Losing a family member is difficult. Inevitable, but difficult.
All of us at the Index-Journal mourn the loss of a woman who was not only our boss, but a dear family member. Judi Burns, president and publisher, died Thursday at the age of 72 after a lengthy battle with illness.
As with most things in her life, Judi fought this fight her way. Until the last few weeks, she maintained a schedule that included daily trips to the office and leading our weekly managers meetings.
She complained little about her own ailments. She was good at diverting attention, focusing instead on the business at hand of running a daily community newspaper. Or focusing on how others at the Index-Journal were doing. Judi much preferred talking about good cuts of meat available at Corley’s and the Pantry Shoppe than discussing any of her woes.
Judi was the mother to three daughters, two who worked alongside her at the newspaper, but she was also something akin to a mother to her employees, even those who might best be described as her contemporaries.
There is an expression among journalists and newspaper people. The ink is in our bloodstream. We say that to describe the breadth and depth of our passion for and devotion to our trade. It was in Judi’s blood too, passed down from her father and mother who were this paper’s publishers before her, and rooted in her journalism studies at the University of South Carolina. Rest assured that commitment remains in the family’s blood today as Judi’s daughters, Mundy Price and St. Claire Donaghy, take the newspaper’s reins heading into the Index-Journal’s next century.
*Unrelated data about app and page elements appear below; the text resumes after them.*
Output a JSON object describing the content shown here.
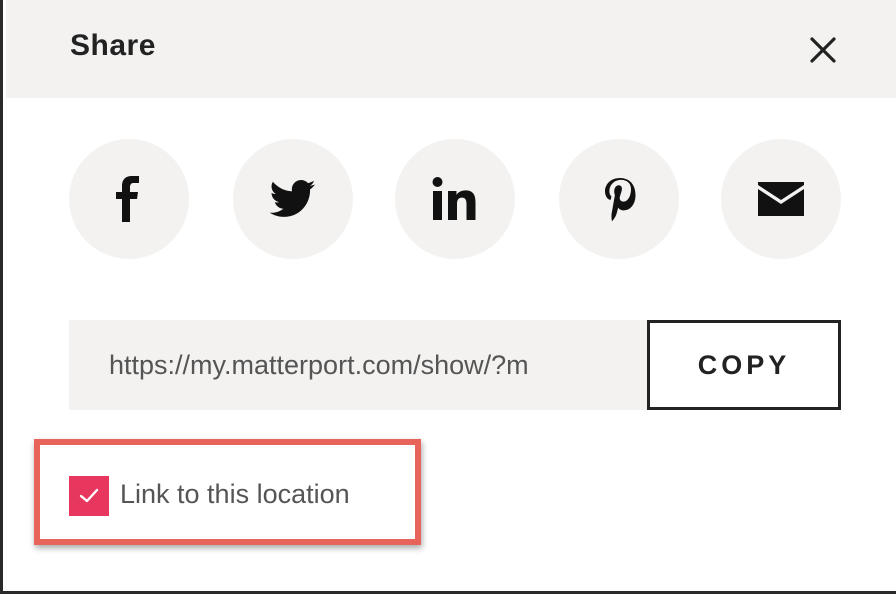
{
  "dialog": {
    "title": "Share",
    "close_icon": "close-icon"
  },
  "social": [
    {
      "name": "facebook",
      "icon": "facebook-icon"
    },
    {
      "name": "twitter",
      "icon": "twitter-icon"
    },
    {
      "name": "linkedin",
      "icon": "linkedin-icon"
    },
    {
      "name": "pinterest",
      "icon": "pinterest-icon"
    },
    {
      "name": "email",
      "icon": "envelope-icon"
    }
  ],
  "link": {
    "url": "https://my.matterport.com/show/?m",
    "copy_label": "COPY"
  },
  "location_option": {
    "label": "Link to this location",
    "checked": true
  },
  "colors": {
    "header_bg": "#f3f2f1",
    "icon_circle_bg": "#f3f2f1",
    "checkbox": "#e8375e",
    "highlight_outline": "#e8635a",
    "text_dark": "#222222",
    "text_muted": "#555555"
  }
}
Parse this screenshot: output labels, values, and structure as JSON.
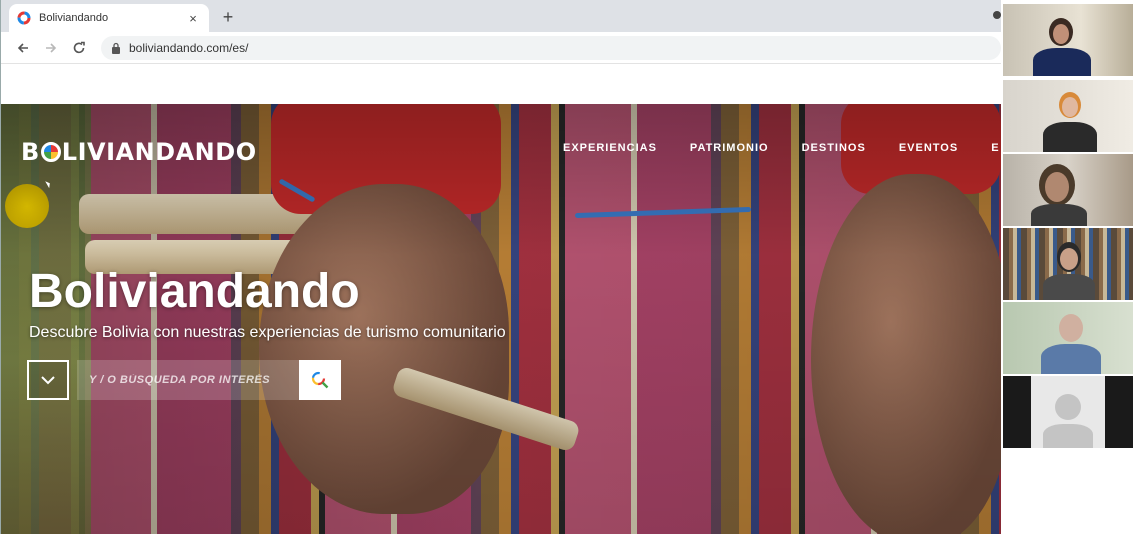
{
  "browser": {
    "tab_title": "Boliviandando",
    "new_tab_symbol": "+",
    "close_symbol": "×",
    "url": "boliviandando.com/es/"
  },
  "site": {
    "logo_prefix": "B",
    "logo_suffix": "LIVIANDANDO",
    "nav": [
      "EXPERIENCIAS",
      "PATRIMONIO",
      "DESTINOS",
      "EVENTOS",
      "E"
    ],
    "hero_title": "Boliviandando",
    "hero_subtitle": "Descubre Bolivia con nuestras experiencias de turismo comunitario",
    "search_placeholder": "Y / O BÚSQUEDA POR INTERÉS"
  },
  "icons": {
    "back": "arrow-left-icon",
    "forward": "arrow-right-icon",
    "reload": "reload-icon",
    "lock": "lock-icon",
    "dropdown": "chevron-down-icon",
    "search": "search-icon",
    "favicon": "favicon-icon"
  },
  "video_call": {
    "participants": [
      {
        "id": "p1"
      },
      {
        "id": "p2"
      },
      {
        "id": "p3"
      },
      {
        "id": "p4"
      },
      {
        "id": "p5"
      },
      {
        "id": "p6"
      }
    ]
  }
}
Perhaps more important was Judi’s devotion to real community journalism. By that we mean the kind of community journalism that only locally owned newspapers can commit themselves to and give its readers. From the first edition in February 1919 to the one you hold in your hands today, the Index-Journal has maintained a proud history as a family-owned newspaper serving and reflecting its community. And with no big corporation strings attached, strings that demand bigger and bigger returns on investment at the expense of holding true to the journalism trade.
Judi believed in the public’s right to know, she believed in transparency in government — and she fought for it, with the company’s checkbook and through the judicial system.
Moreover, Judi believed in her employees. She entrusted them to do the newspaper’s business because she trusted them much like family. Of course, she also expected only the best from her employees, in much the same way family members have expectations of each other. With disappointments came appropriate measures of discipline and, yes, sometimes wrath. Bosses get upset; so do mommas. But unlike most bosses, there were plenty of moments when anger would subside and be replaced with smiles and hugs. Yes, hugs.
Greenwood and the Lakelands, you have lost a special lady. A smart lady. A true Southern lady with plenty of grit and grits. Girls Raised In The South, you know.
We at the Index-Journal have lost a dear boss, a dear friend, a second momma.
Losing a family member is difficult. Painful.